“The idea of the book is basically, don’t be afraid of flowers,” Mota explained. For the party, he’d imported a burst of pink azaleas, peonies, and roses into a suite at the Mercer Hotel and dressed to match them. Among the guests who stopped by to smell the roses: Amanda Brooks, Tory Burch, and Francisco Costa (pictured, right, with Mota and Brooks), whose minimalist designs for Calvin Klein are a nice reference point for amateur florists. “You’ve got to be careful when you start mixing and you don’t know what you’re doing,” Mota pointed out. “The safest thing is to stay with one color and one flower.” Mota’s cheap-chic philosophy makes more of less, so no fancy flower market needed—not even, he went on, a corner deli. On photo shoots for Elle Décor, where Mota is a contributing editor, the Venezuela-born stylist has raided meadows and backyards everywhere from Minnesota to Marrakech. “Any branch from any tree,” he said. Don’t be afraid of flowers? It’s the flowers that should be afraid. “Watch out, trees, I’m coming over with a big machete!”

Photo: Courtesy of Carlos Mota

Nancy Gonzalez By The Book


It was a book party for Assouline’s new Nancy Gonzalez tome, and the evening found company creative director Santiago Gonzalez (above, center) in a somewhat literary mood. When pressed for an update on the label’s fall offerings, he pooh-poohed such a seasonal mentality. “We don’t believe in seasons,” the Chanel-clad dandy told us. “We make objects. We’re not exactly fashion, and we don’t want to be.” So what will we see, then? In lieu of description, he rushed to fetch the only inspiration he permits his design team: a reproduction of conceptual artist Robert Barry’s 1971 piece It has a beginning, order, limits, possibility, structure, which is, literally, a sheet of paper typed with a list of words. “It has a beginning, order, limits, possibility, structure, continuity…” he read off rhapsodically.”It’s beautiful because it’s about everything that’s our collection. It’s very perfect.”

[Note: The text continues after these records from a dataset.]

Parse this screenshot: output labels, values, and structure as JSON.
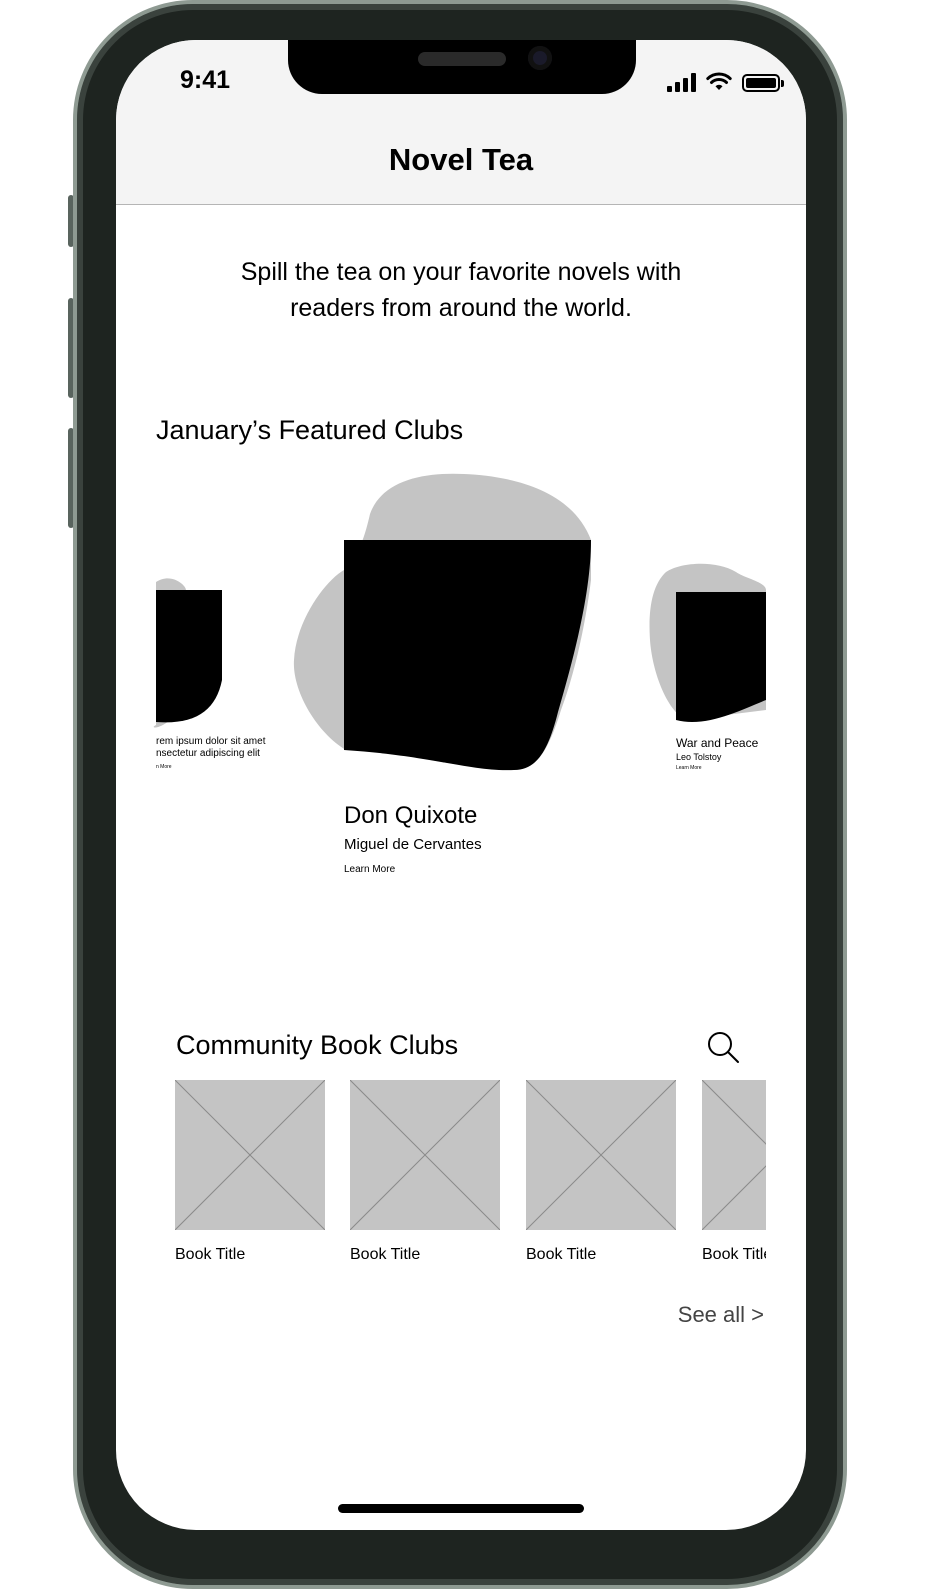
{
  "status_bar": {
    "time": "9:41"
  },
  "nav": {
    "title": "Novel Tea"
  },
  "tagline": "Spill the tea on your favorite novels with readers from around the world.",
  "featured": {
    "heading": "January’s Featured Clubs",
    "clubs": [
      {
        "title": "rem ipsum dolor sit amet, nsectetur adipiscing elit",
        "author": "",
        "link": "n More"
      },
      {
        "title": "Don Quixote",
        "author": "Miguel de Cervantes",
        "link": "Learn More"
      },
      {
        "title": "War and Peace",
        "author": "Leo Tolstoy",
        "link": "Learn More"
      }
    ]
  },
  "community": {
    "heading": "Community Book Clubs",
    "books": [
      {
        "title": "Book Title"
      },
      {
        "title": "Book Title"
      },
      {
        "title": "Book Title"
      },
      {
        "title": "Book Title"
      }
    ],
    "see_all": "See all >"
  },
  "colors": {
    "blob_gray": "#c4c4c4",
    "cover_black": "#000000",
    "nav_bg": "#f4f4f4"
  }
}
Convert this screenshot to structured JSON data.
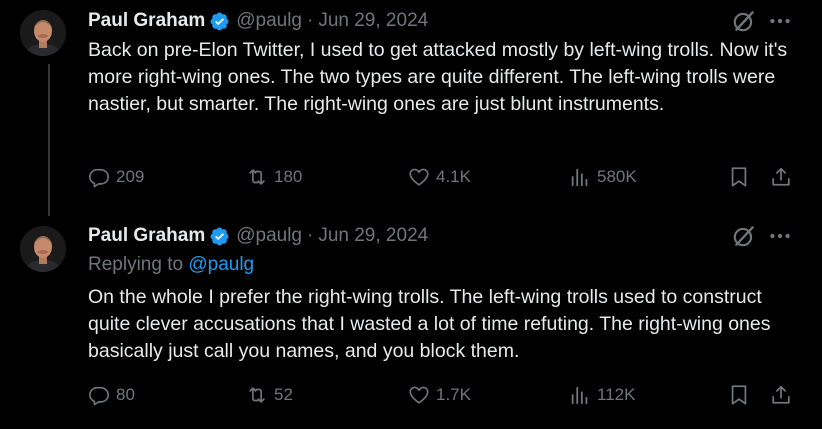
{
  "tweets": [
    {
      "author_name": "Paul Graham",
      "handle": "@paulg",
      "separator": "·",
      "date": "Jun 29, 2024",
      "replying_prefix": "",
      "replying_to": "",
      "text": "Back on pre-Elon Twitter, I used to get attacked mostly by left-wing trolls. Now it's more right-wing ones. The two types are quite different. The left-wing trolls were nastier, but smarter. The right-wing ones are just blunt instruments.",
      "stats": {
        "replies": "209",
        "reposts": "180",
        "likes": "4.1K",
        "views": "580K"
      }
    },
    {
      "author_name": "Paul Graham",
      "handle": "@paulg",
      "separator": "·",
      "date": "Jun 29, 2024",
      "replying_prefix": "Replying to",
      "replying_to": "@paulg",
      "text": "On the whole I prefer the right-wing trolls. The left-wing trolls used to construct quite clever accusations that I wasted a lot of time refuting. The right-wing ones basically just call you names, and you block them.",
      "stats": {
        "replies": "80",
        "reposts": "52",
        "likes": "1.7K",
        "views": "112K"
      }
    }
  ],
  "icons": {
    "verified": "verified-badge-icon",
    "grok": "grok-icon",
    "more": "more-dots-icon",
    "reply": "reply-icon",
    "repost": "repost-icon",
    "like": "heart-icon",
    "views": "views-icon",
    "bookmark": "bookmark-icon",
    "share": "share-icon"
  },
  "colors": {
    "background": "#000000",
    "text": "#e7e9ea",
    "muted": "#71767b",
    "accent": "#1d9bf0",
    "thread_line": "#333639"
  }
}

Gonzalez, of course, is a noted art appreciator—and just as noted art acquirer. The showroom, where the Gonzalezes, mother and son, sipped Champagne with the likes of Bonnie Morrison, Adam Lippes, Carlos Mota, and Dayssi Olarte de Kanavos, is beautifully appointed: a Campana brothers chair here, an exquisite marble table there. A recent trip to Art Basel in Miami yielded a few more purchases, but despite the festival’s party-happy reputation, nothing more scandalous for Gonzalez himself than an early bedtime. (The better to prepare for the next morning’s appointments, of course.) Judging from the crowd—most of whom looked as if they’d regard a trip to the 57th Street showroom as a jaunt downtown—scandal usually keeps its distance from Nancy Gonzalez and her upper-crust clientele. Well, with some perhaps justifiable exceptions. “Darling,” crowed one partygoer to Santiago on her way into the elevator, with a quick kiss on the cheek and a rearrangement of her décolletage. “If you are missing a few bags, I have stolen them in my boobs!”

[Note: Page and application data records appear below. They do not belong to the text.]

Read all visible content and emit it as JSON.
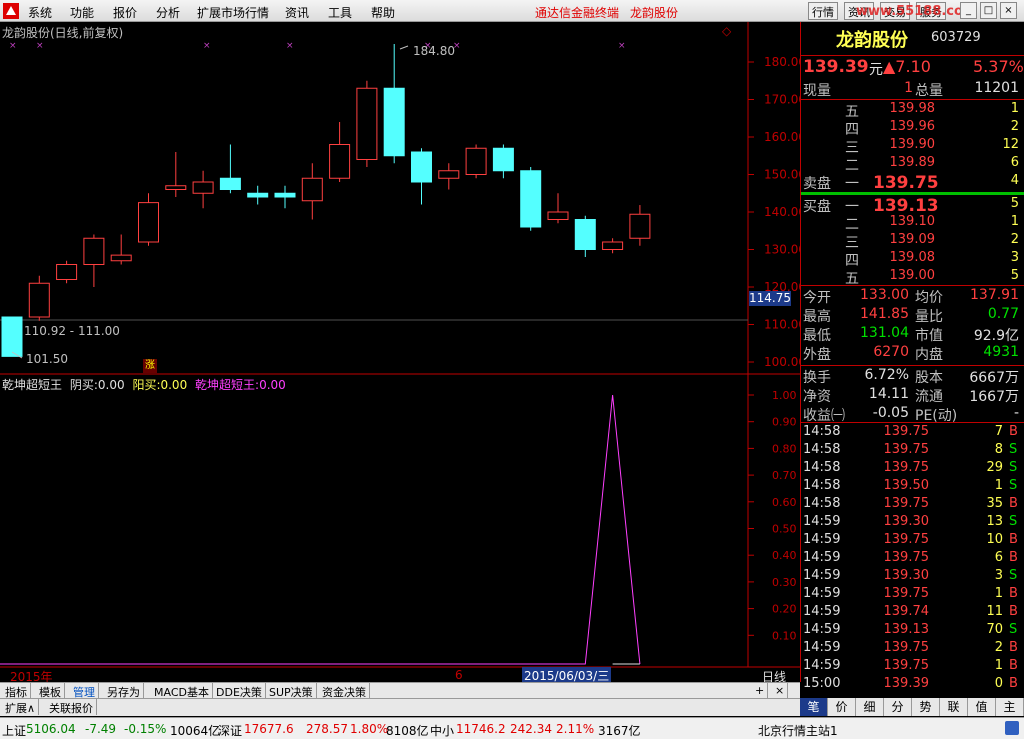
{
  "menu": {
    "items": [
      "系统",
      "功能",
      "报价",
      "分析",
      "扩展市场行情",
      "资讯",
      "工具",
      "帮助"
    ],
    "red_items": [
      "通达信金融终端",
      "龙韵股份"
    ],
    "buttons": [
      "行情",
      "资讯",
      "交易",
      "服务"
    ],
    "watermark": "www.55188.com"
  },
  "chart": {
    "title": "龙韵股份(日线,前复权)",
    "marker": "◇",
    "price_ticks": [
      "180.00",
      "170.00",
      "160.00",
      "150.00",
      "140.00",
      "130.00",
      "120.00",
      "110.00",
      "100.00"
    ],
    "current_price_tag": "114.75",
    "high_label": "184.80",
    "low_label": "101.50",
    "range_label": "110.92 - 111.00",
    "zhang_label": "涨",
    "year_label": "2015年",
    "month_label": "6",
    "date_label": "2015/06/03/三",
    "period_label": "日线"
  },
  "indicator": {
    "name": "乾坤超短王",
    "yin_label": "阴买:",
    "yin_value": "0.00",
    "yang_label": "阳买:",
    "yang_value": "0.00",
    "line_label": "乾坤超短王:",
    "line_value": "0.00",
    "ticks": [
      "1.00",
      "0.90",
      "0.80",
      "0.70",
      "0.60",
      "0.50",
      "0.40",
      "0.30",
      "0.20",
      "0.10"
    ]
  },
  "chart_data": {
    "type": "candlestick",
    "title": "龙韵股份(日线,前复权)",
    "ylim": [
      100,
      185
    ],
    "candles": [
      {
        "o": 112,
        "c": 101.5,
        "h": 112,
        "l": 101.5
      },
      {
        "o": 112,
        "c": 121,
        "h": 123,
        "l": 111
      },
      {
        "o": 122,
        "c": 126,
        "h": 127,
        "l": 121
      },
      {
        "o": 126,
        "c": 133,
        "h": 134,
        "l": 120
      },
      {
        "o": 127,
        "c": 128.5,
        "h": 134,
        "l": 126
      },
      {
        "o": 132,
        "c": 142.5,
        "h": 145,
        "l": 131
      },
      {
        "o": 146,
        "c": 147,
        "h": 156,
        "l": 144
      },
      {
        "o": 145,
        "c": 148,
        "h": 151,
        "l": 141
      },
      {
        "o": 149,
        "c": 146,
        "h": 158,
        "l": 145
      },
      {
        "o": 145,
        "c": 144,
        "h": 147,
        "l": 142
      },
      {
        "o": 145,
        "c": 144,
        "h": 147,
        "l": 141
      },
      {
        "o": 143,
        "c": 149,
        "h": 153,
        "l": 138
      },
      {
        "o": 149,
        "c": 158,
        "h": 164,
        "l": 148
      },
      {
        "o": 154,
        "c": 173,
        "h": 175,
        "l": 152
      },
      {
        "o": 173,
        "c": 155,
        "h": 184.8,
        "l": 153
      },
      {
        "o": 156,
        "c": 148,
        "h": 157,
        "l": 142
      },
      {
        "o": 149,
        "c": 151,
        "h": 153,
        "l": 146
      },
      {
        "o": 150,
        "c": 157,
        "h": 158,
        "l": 149
      },
      {
        "o": 157,
        "c": 151,
        "h": 158,
        "l": 149
      },
      {
        "o": 151,
        "c": 136,
        "h": 152,
        "l": 135
      },
      {
        "o": 138,
        "c": 140,
        "h": 145,
        "l": 137
      },
      {
        "o": 138,
        "c": 130,
        "h": 139,
        "l": 128
      },
      {
        "o": 130,
        "c": 132,
        "h": 133,
        "l": 129
      },
      {
        "o": 133,
        "c": 139.4,
        "h": 141.85,
        "l": 131
      }
    ],
    "indicator_values": [
      0,
      0,
      0,
      0,
      0,
      0,
      0,
      0,
      0,
      0,
      0,
      0,
      0,
      0,
      0,
      0,
      0,
      0,
      0,
      0,
      0,
      0,
      1,
      0
    ]
  },
  "quote": {
    "name": "龙韵股份",
    "code": "603729",
    "price": "139.39",
    "unit": "元",
    "arrow_change": "▲7.10",
    "pct": "5.37%",
    "now_label": "现量",
    "now_value": "1",
    "total_label": "总量",
    "total_value": "11201",
    "sells": [
      {
        "lvl": "五",
        "price": "139.98",
        "vol": "1"
      },
      {
        "lvl": "四",
        "price": "139.96",
        "vol": "2"
      },
      {
        "lvl": "三",
        "price": "139.90",
        "vol": "12"
      },
      {
        "lvl": "二",
        "price": "139.89",
        "vol": "6"
      },
      {
        "lvl": "一",
        "price": "139.75",
        "vol": "4"
      }
    ],
    "buys": [
      {
        "lvl": "一",
        "price": "139.13",
        "vol": "5"
      },
      {
        "lvl": "二",
        "price": "139.10",
        "vol": "1"
      },
      {
        "lvl": "三",
        "price": "139.09",
        "vol": "2"
      },
      {
        "lvl": "四",
        "price": "139.08",
        "vol": "3"
      },
      {
        "lvl": "五",
        "price": "139.00",
        "vol": "5"
      }
    ],
    "sell_label": "卖盘",
    "buy_label": "买盘",
    "stats": [
      [
        "今开",
        "133.00",
        "均价",
        "137.91"
      ],
      [
        "最高",
        "141.85",
        "量比",
        "0.77"
      ],
      [
        "最低",
        "131.04",
        "市值",
        "92.9亿"
      ],
      [
        "外盘",
        "6270",
        "内盘",
        "4931"
      ]
    ],
    "stats2": [
      [
        "换手",
        "6.72%",
        "股本",
        "6667万"
      ],
      [
        "净资",
        "14.11",
        "流通",
        "1667万"
      ],
      [
        "收益㈠",
        "-0.05",
        "PE(动)",
        "-"
      ]
    ]
  },
  "ticks": [
    [
      "14:58",
      "139.75",
      "7",
      "B"
    ],
    [
      "14:58",
      "139.75",
      "8",
      "S"
    ],
    [
      "14:58",
      "139.75",
      "29",
      "S"
    ],
    [
      "14:58",
      "139.50",
      "1",
      "S"
    ],
    [
      "14:58",
      "139.75",
      "35",
      "B"
    ],
    [
      "14:59",
      "139.30",
      "13",
      "S"
    ],
    [
      "14:59",
      "139.75",
      "10",
      "B"
    ],
    [
      "14:59",
      "139.75",
      "6",
      "B"
    ],
    [
      "14:59",
      "139.30",
      "3",
      "S"
    ],
    [
      "14:59",
      "139.75",
      "1",
      "B"
    ],
    [
      "14:59",
      "139.74",
      "11",
      "B"
    ],
    [
      "14:59",
      "139.13",
      "70",
      "S"
    ],
    [
      "14:59",
      "139.75",
      "2",
      "B"
    ],
    [
      "14:59",
      "139.75",
      "1",
      "B"
    ],
    [
      "15:00",
      "139.39",
      "0",
      "B"
    ]
  ],
  "subtabs": [
    "指标",
    "模板",
    "管理",
    "另存为",
    "MACD基本",
    "DDE决策",
    "SUP决策",
    "资金决策"
  ],
  "extbar": [
    "扩展∧",
    "关联报价"
  ],
  "sidetabs": [
    "笔",
    "价",
    "细",
    "分",
    "势",
    "联",
    "值",
    "主"
  ],
  "status": {
    "sh_label": "上证",
    "sh_val": "5106.04",
    "sh_chg": "-7.49",
    "sh_pct": "-0.15%",
    "sh_amt": "10064亿",
    "sz_label": "深证",
    "sz_val": "17677.6",
    "sz_chg": "278.57",
    "sz_pct": "1.80%",
    "sz_amt": "8108亿",
    "zx_label": "中小",
    "zx_val": "11746.2",
    "zx_chg": "242.34",
    "zx_pct": "2.11%",
    "zx_amt": "3167亿",
    "server": "北京行情主站1"
  }
}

Photo: Neil Ramus/

Postcard From Positano


I go to Positano every summer to visit Giambattista Valli. This year, Victor Alfaro, Melvin Chua, Carlos Mota, Justo Artigas, Carlos de Souza, Hervé Bougon, and Anne McNally came along. We had a blast taking little boat rides to have lunch and dinner along the coast. My favorites are La Conca del Sogno, a 20-minute ride by boat, Adolfo for spaghetti vongole, the Hotel San Pietro for the best smoked dorade ever, and, of course, the Tre Sorelle for fried zucchini at dinner. This photo was taken at the very cool club Music on the Rocks. We danced to “I Know You Want Me” by Pitbull all night.

Photo: Courtesy of Astrid Munoz